A tendon that is inflamed and causes it to rip, tear, or bulge is said to have tendinitis. Your foot region can experience various different varieties of tendinitis, which might irritate your ankles while you’re running.
There are different types of ankle tendonitis to be aware of:
- Tibialis anterior tendonitis: This is the tendon which comes down the front of your shin bone and connects at the front of your ankle. Running-related ankle pain here is likely the result of forceful, repetitive foot flexion.
- Achilles tendinitis: This connects the calf muscles to the heel bone. If the pain is felt above your heel, this could mean your Achilles is inflamed and needs rest.
- Peroneal tendonitis: This tendon connects to your lower leg bone and to the bony on the outside of your ankle. If you are feeling pain outside of your ankle, your peroneal tendon may be inflamed.
4. Ankle Instability
If you are a new runner, the cause of pain may be that your ankles are weak. This can cause your natural biomechanics in your ankle to struggle and fail when you land on it.
Often runners who overpronate, causing excessive motion and making it difficult for the ankles to support when running, will experience ankle pain as they learn to run.
If you overpronate then your supporting ligaments and muscles will have to work overtime to keep you stable. The placement of each step will be slightly off-balance meaning that your foot will roll inward and the muscles can’t perform shock absorption correctly.
Treat Ankle Pain
Now for the part we all want to know, how can you help alleviate your ankle pain when you run?
No, not the delectable side dish. Rest, Ice, Compression, Elevation (RICE) is a recovery method used by many athletes. Especially when treating a sprained ankle.
Non-steroidal anti-inflammatory medicines (NSAIDs) sold over-the-counter are excellent for relieving ankle pain brought on by running. Only take as prescribed as soon as you are aware of your injury (24-48 hours) to ensure they perform best.

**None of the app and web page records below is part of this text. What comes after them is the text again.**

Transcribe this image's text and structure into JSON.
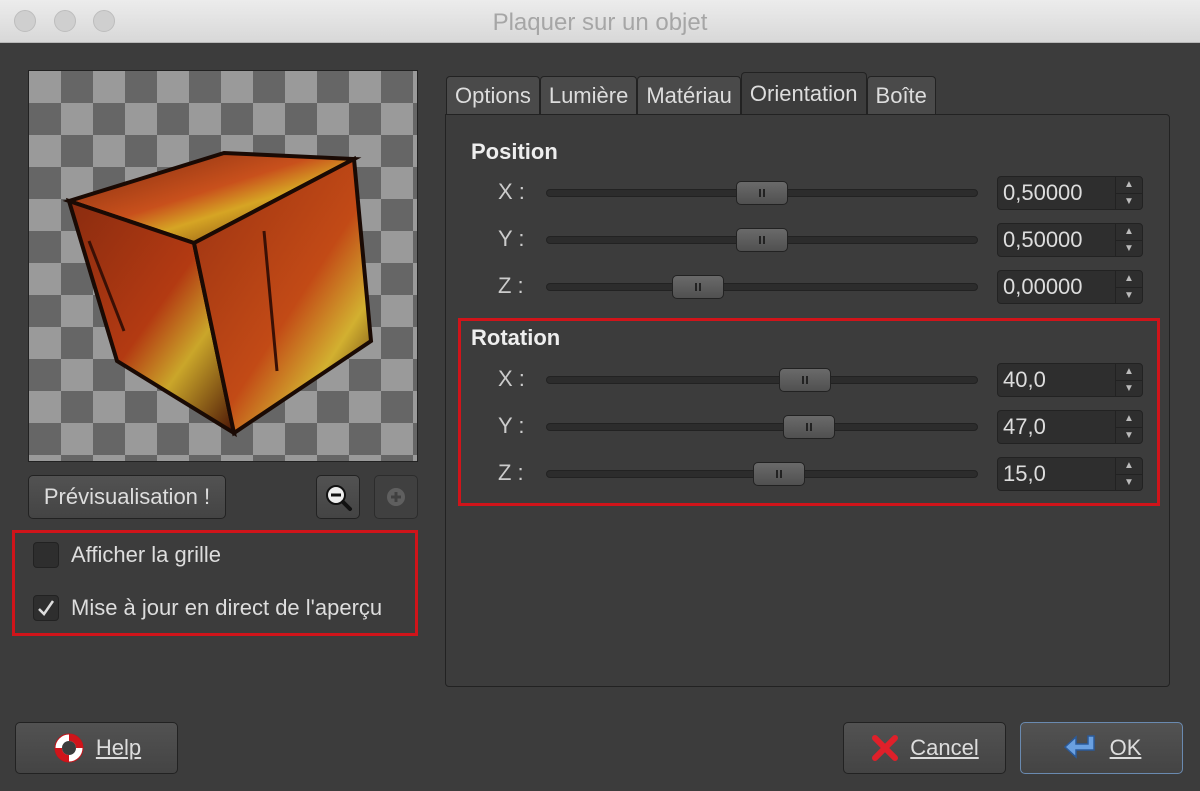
{
  "window": {
    "title": "Plaquer sur un objet"
  },
  "preview": {
    "button_label": "Prévisualisation !",
    "zoom_out": "zoom-out",
    "zoom_in": "zoom-in"
  },
  "checkboxes": [
    {
      "label": "Afficher la grille",
      "checked": false
    },
    {
      "label": "Mise à jour en direct de l'aperçu",
      "checked": true
    }
  ],
  "tabs": [
    {
      "label": "Options",
      "active": false
    },
    {
      "label": "Lumière",
      "active": false
    },
    {
      "label": "Matériau",
      "active": false
    },
    {
      "label": "Orientation",
      "active": true
    },
    {
      "label": "Boîte",
      "active": false
    }
  ],
  "orientation": {
    "position": {
      "title": "Position",
      "rows": [
        {
          "label": "X :",
          "value": "0,50000",
          "fraction": 0.5
        },
        {
          "label": "Y :",
          "value": "0,50000",
          "fraction": 0.5
        },
        {
          "label": "Z :",
          "value": "0,00000",
          "fraction": 0.35
        }
      ]
    },
    "rotation": {
      "title": "Rotation",
      "rows": [
        {
          "label": "X :",
          "value": "40,0",
          "fraction": 0.6
        },
        {
          "label": "Y :",
          "value": "47,0",
          "fraction": 0.61
        },
        {
          "label": "Z :",
          "value": "15,0",
          "fraction": 0.54
        }
      ]
    }
  },
  "buttons": {
    "help": "Help",
    "cancel": "Cancel",
    "ok": "OK"
  },
  "colors": {
    "highlight": "#d0141a",
    "background": "#3c3c3c"
  }
}
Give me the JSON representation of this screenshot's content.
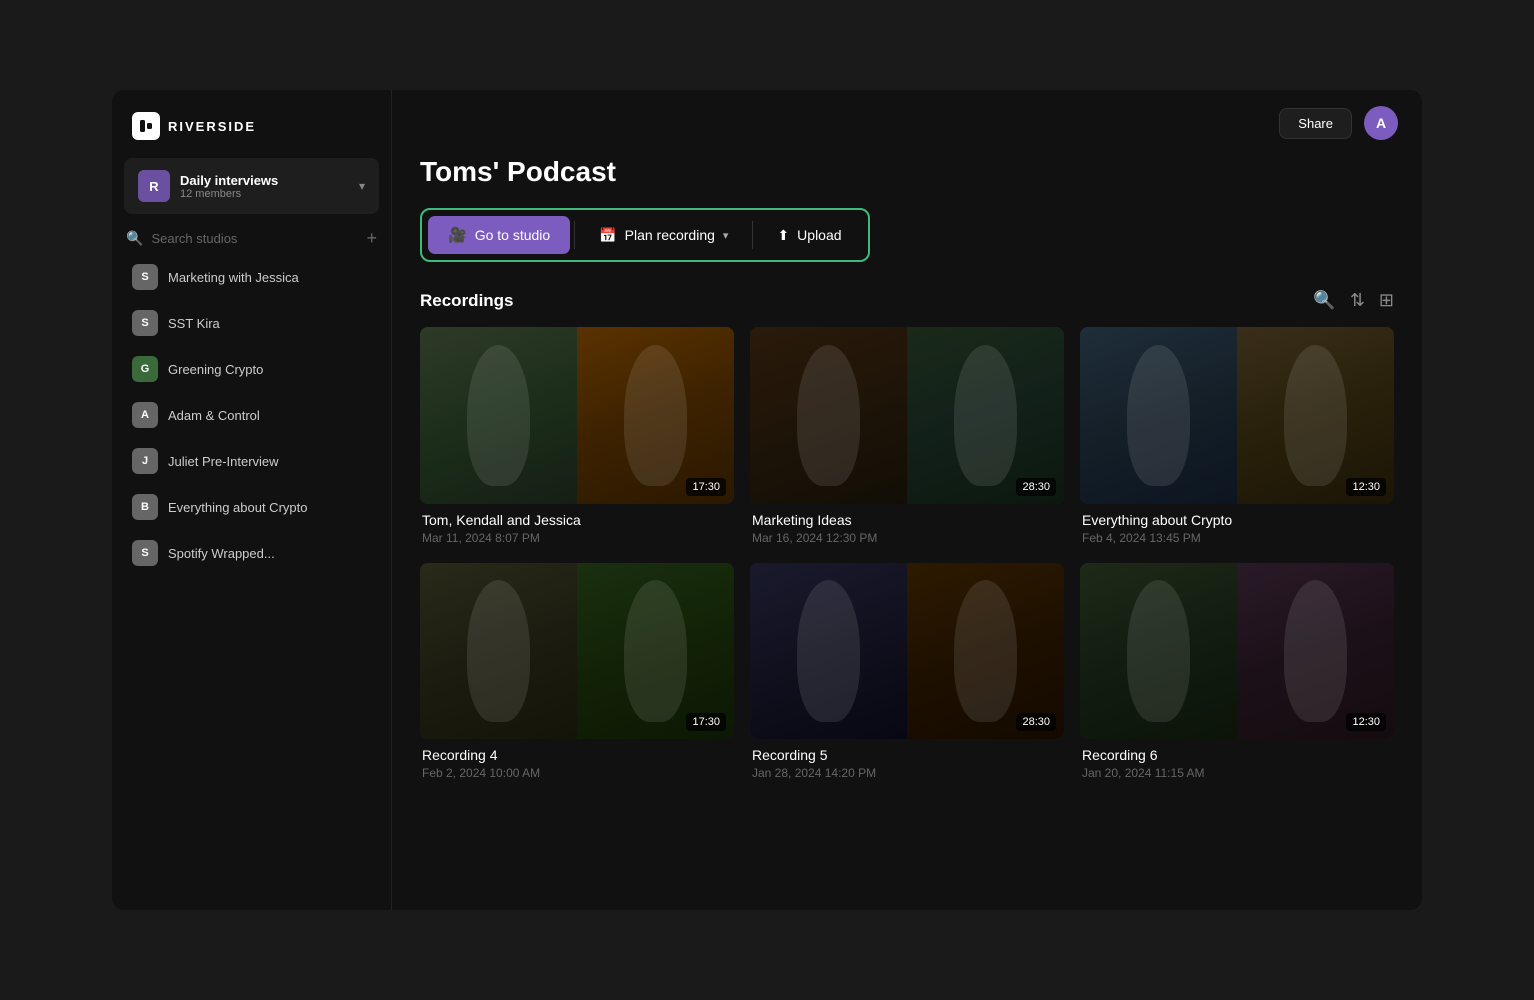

By restricting the range of motion in your foot with a brace, supporting wrap, or protective boot can help with painful stress fractures and chronic ankle instability.
4. Physical Therapy
This may sound extreme but all it involves is performing a range of exercises which can help strengthen your ankles and feet. They will even help prevent future injuries. If your ankle is in a lot of pain, give it some time to heal before beginning your exercises.
5. Steroid Injections
This will involve gaining the approval of a medical professional. These potent anti-inflammatory medications are a source of some debate since scar tissue can form as a result.
However, it can be highly helpful at treating tendonitis and arthritis-related ankle discomfort when utilized as a one-time therapy approach.
If you are experiencing pain in your ankle when running, there may be something more serious than an innocent twinge. Especially if you are struggling to walk, run or bear weight on the injured joint.
It could just be as simple as strengthening your joints with some simple exercises such as ankle circles and calf raises. Or you may need some more serious treatment such as a protective cast.
As soon as you are aware of any pain in your ankle or foot you should begin the RICE recovery strategy. Rest, Ince, Compress and Elevate.
This will give your ankle time to reduce swelling, if there is any, and begin to heal on its own. You may even find using NSAIDs to help with the pain within the first 24-48 hours.
If the pain progresses or is continuous for an extended period of time, seek medical assistance!